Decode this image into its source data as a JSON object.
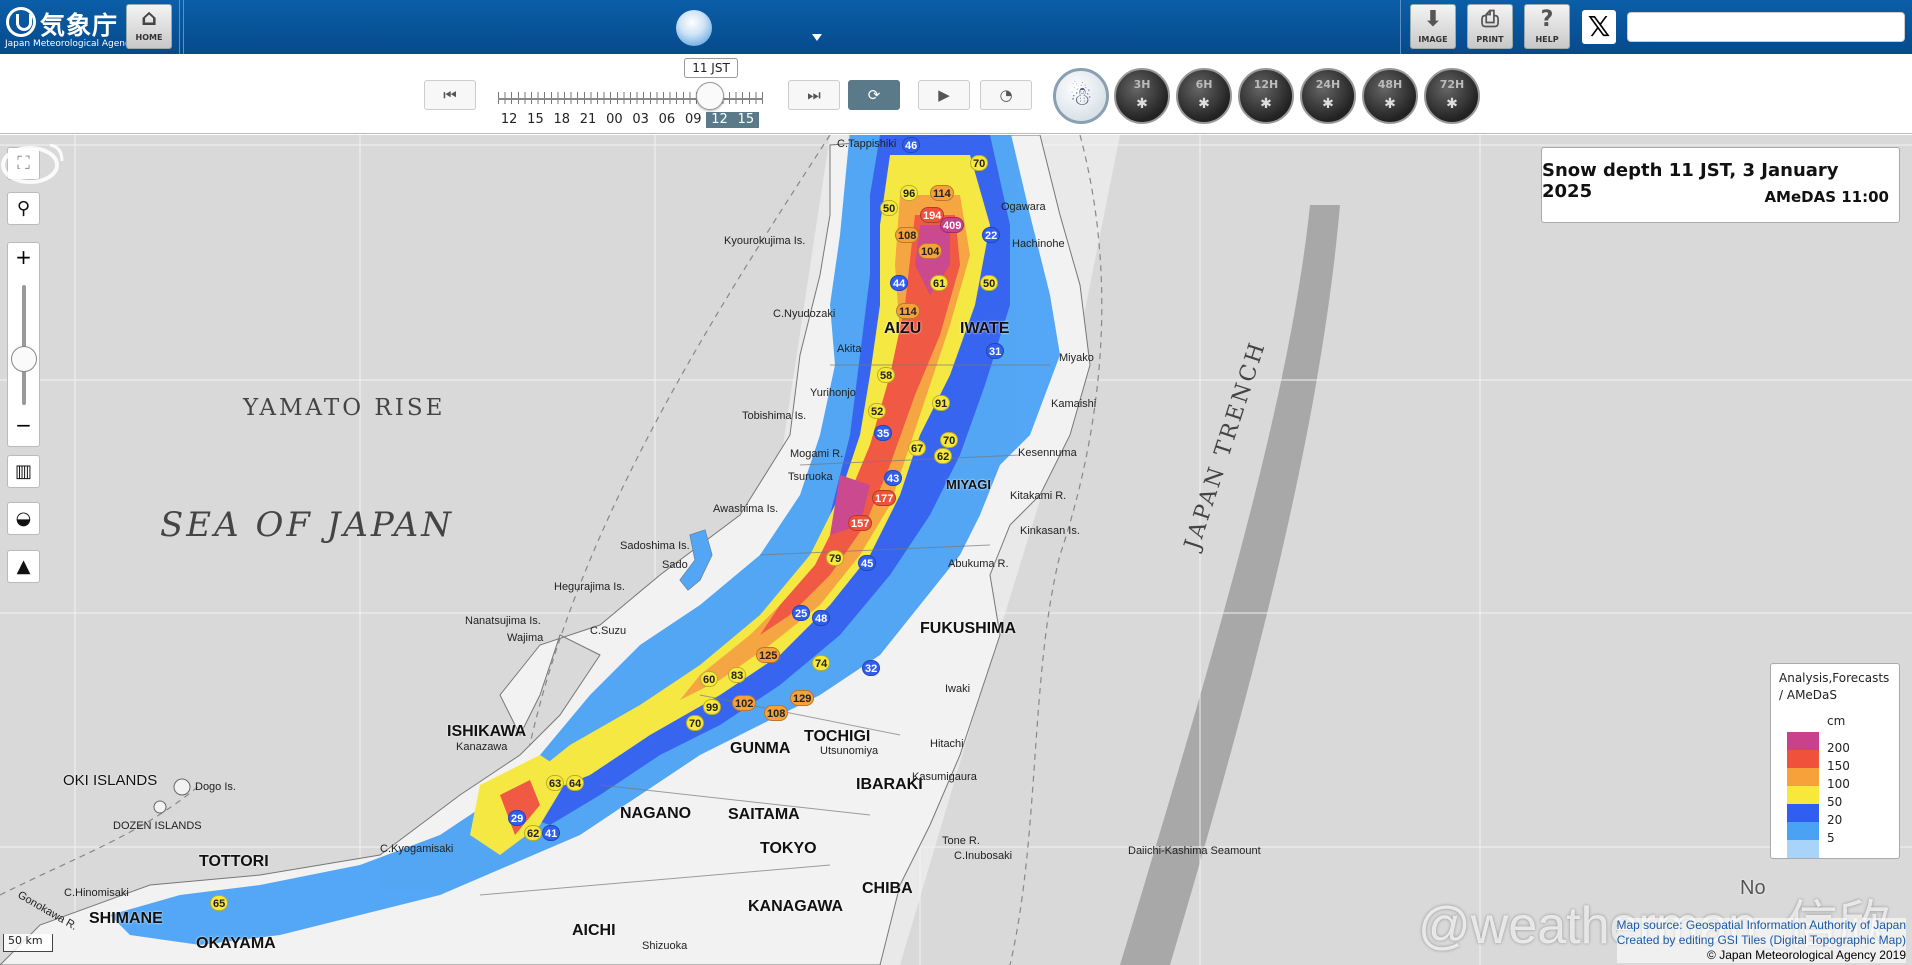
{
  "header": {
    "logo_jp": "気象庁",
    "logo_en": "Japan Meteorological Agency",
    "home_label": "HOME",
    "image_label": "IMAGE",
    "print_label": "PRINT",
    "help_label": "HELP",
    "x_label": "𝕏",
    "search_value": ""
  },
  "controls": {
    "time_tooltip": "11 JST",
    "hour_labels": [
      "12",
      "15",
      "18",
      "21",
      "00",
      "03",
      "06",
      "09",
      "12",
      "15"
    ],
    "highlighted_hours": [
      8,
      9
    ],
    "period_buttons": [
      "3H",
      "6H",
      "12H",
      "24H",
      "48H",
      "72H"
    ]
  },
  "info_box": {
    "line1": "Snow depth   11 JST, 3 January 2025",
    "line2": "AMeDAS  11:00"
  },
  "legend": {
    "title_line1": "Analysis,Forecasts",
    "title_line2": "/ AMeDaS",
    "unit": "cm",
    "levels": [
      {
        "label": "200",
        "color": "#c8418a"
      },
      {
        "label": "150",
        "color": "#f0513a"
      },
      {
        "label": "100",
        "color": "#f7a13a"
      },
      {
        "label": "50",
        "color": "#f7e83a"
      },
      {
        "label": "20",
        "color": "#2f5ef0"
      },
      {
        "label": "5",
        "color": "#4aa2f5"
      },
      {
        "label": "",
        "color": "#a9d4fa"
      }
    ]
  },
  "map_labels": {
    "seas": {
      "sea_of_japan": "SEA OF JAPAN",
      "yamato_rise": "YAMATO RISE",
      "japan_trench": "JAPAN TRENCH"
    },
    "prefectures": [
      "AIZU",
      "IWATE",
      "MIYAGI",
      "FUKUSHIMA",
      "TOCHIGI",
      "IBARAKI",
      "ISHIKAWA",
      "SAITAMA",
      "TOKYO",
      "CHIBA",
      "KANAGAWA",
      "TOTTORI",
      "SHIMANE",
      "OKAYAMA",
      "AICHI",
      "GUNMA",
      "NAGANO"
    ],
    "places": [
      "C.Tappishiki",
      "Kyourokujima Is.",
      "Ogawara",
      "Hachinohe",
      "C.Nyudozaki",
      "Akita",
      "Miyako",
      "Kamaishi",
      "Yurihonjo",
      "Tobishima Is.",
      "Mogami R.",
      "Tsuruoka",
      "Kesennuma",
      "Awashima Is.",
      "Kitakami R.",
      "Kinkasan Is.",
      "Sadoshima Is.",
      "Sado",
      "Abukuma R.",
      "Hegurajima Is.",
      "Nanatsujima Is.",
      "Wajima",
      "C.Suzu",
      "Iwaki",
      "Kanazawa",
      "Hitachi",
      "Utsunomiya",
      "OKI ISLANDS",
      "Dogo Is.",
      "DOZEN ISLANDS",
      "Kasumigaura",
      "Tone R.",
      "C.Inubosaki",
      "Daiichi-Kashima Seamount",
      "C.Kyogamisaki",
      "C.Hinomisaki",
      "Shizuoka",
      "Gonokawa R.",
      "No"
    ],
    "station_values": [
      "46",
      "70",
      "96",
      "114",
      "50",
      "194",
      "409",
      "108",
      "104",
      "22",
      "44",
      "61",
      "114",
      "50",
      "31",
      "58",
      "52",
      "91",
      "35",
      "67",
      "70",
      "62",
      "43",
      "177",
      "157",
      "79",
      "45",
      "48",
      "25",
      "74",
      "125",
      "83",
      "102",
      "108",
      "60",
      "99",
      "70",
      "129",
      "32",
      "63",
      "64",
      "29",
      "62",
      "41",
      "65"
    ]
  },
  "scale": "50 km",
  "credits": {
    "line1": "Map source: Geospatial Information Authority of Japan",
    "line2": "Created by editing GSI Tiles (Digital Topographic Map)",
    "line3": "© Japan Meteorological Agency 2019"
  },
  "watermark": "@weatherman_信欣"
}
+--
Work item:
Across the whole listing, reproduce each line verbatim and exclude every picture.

Exercise answer:
Decode this image into its source data as a JSON object.
{
  "header": {
    "logo_jp": "気象庁",
    "logo_en": "Japan Meteorological Agency",
    "home_label": "HOME",
    "image_label": "IMAGE",
    "print_label": "PRINT",
    "help_label": "HELP",
    "x_label": "𝕏",
    "search_value": ""
  },
  "controls": {
    "time_tooltip": "11 JST",
    "hour_labels": [
      "12",
      "15",
      "18",
      "21",
      "00",
      "03",
      "06",
      "09",
      "12",
      "15"
    ],
    "highlighted_hours": [
      8,
      9
    ],
    "period_buttons": [
      "3H",
      "6H",
      "12H",
      "24H",
      "48H",
      "72H"
    ]
  },
  "info_box": {
    "line1": "Snow depth   11 JST, 3 January 2025",
    "line2": "AMeDAS  11:00"
  },
  "legend": {
    "title_line1": "Analysis,Forecasts",
    "title_line2": "/ AMeDaS",
    "unit": "cm",
    "levels": [
      {
        "label": "200",
        "color": "#c8418a"
      },
      {
        "label": "150",
        "color": "#f0513a"
      },
      {
        "label": "100",
        "color": "#f7a13a"
      },
      {
        "label": "50",
        "color": "#f7e83a"
      },
      {
        "label": "20",
        "color": "#2f5ef0"
      },
      {
        "label": "5",
        "color": "#4aa2f5"
      },
      {
        "label": "",
        "color": "#a9d4fa"
      }
    ]
  },
  "map_labels": {
    "seas": {
      "sea_of_japan": "SEA OF JAPAN",
      "yamato_rise": "YAMATO RISE",
      "japan_trench": "JAPAN TRENCH"
    },
    "prefectures": [
      "AIZU",
      "IWATE",
      "MIYAGI",
      "FUKUSHIMA",
      "TOCHIGI",
      "IBARAKI",
      "ISHIKAWA",
      "SAITAMA",
      "TOKYO",
      "CHIBA",
      "KANAGAWA",
      "TOTTORI",
      "SHIMANE",
      "OKAYAMA",
      "AICHI",
      "GUNMA",
      "NAGANO"
    ],
    "places": [
      "C.Tappishiki",
      "Kyourokujima Is.",
      "Ogawara",
      "Hachinohe",
      "C.Nyudozaki",
      "Akita",
      "Miyako",
      "Kamaishi",
      "Yurihonjo",
      "Tobishima Is.",
      "Mogami R.",
      "Tsuruoka",
      "Kesennuma",
      "Awashima Is.",
      "Kitakami R.",
      "Kinkasan Is.",
      "Sadoshima Is.",
      "Sado",
      "Abukuma R.",
      "Hegurajima Is.",
      "Nanatsujima Is.",
      "Wajima",
      "C.Suzu",
      "Iwaki",
      "Kanazawa",
      "Hitachi",
      "Utsunomiya",
      "OKI ISLANDS",
      "Dogo Is.",
      "DOZEN ISLANDS",
      "Kasumigaura",
      "Tone R.",
      "C.Inubosaki",
      "Daiichi-Kashima Seamount",
      "C.Kyogamisaki",
      "C.Hinomisaki",
      "Shizuoka",
      "Gonokawa R.",
      "No"
    ],
    "station_values": [
      "46",
      "70",
      "96",
      "114",
      "50",
      "194",
      "409",
      "108",
      "104",
      "22",
      "44",
      "61",
      "114",
      "50",
      "31",
      "58",
      "52",
      "91",
      "35",
      "67",
      "70",
      "62",
      "43",
      "177",
      "157",
      "79",
      "45",
      "48",
      "25",
      "74",
      "125",
      "83",
      "102",
      "108",
      "60",
      "99",
      "70",
      "129",
      "32",
      "63",
      "64",
      "29",
      "62",
      "41",
      "65"
    ]
  },
  "scale": "50 km",
  "credits": {
    "line1": "Map source: Geospatial Information Authority of Japan",
    "line2": "Created by editing GSI Tiles (Digital Topographic Map)",
    "line3": "© Japan Meteorological Agency 2019"
  },
  "watermark": "@weatherman_信欣"
}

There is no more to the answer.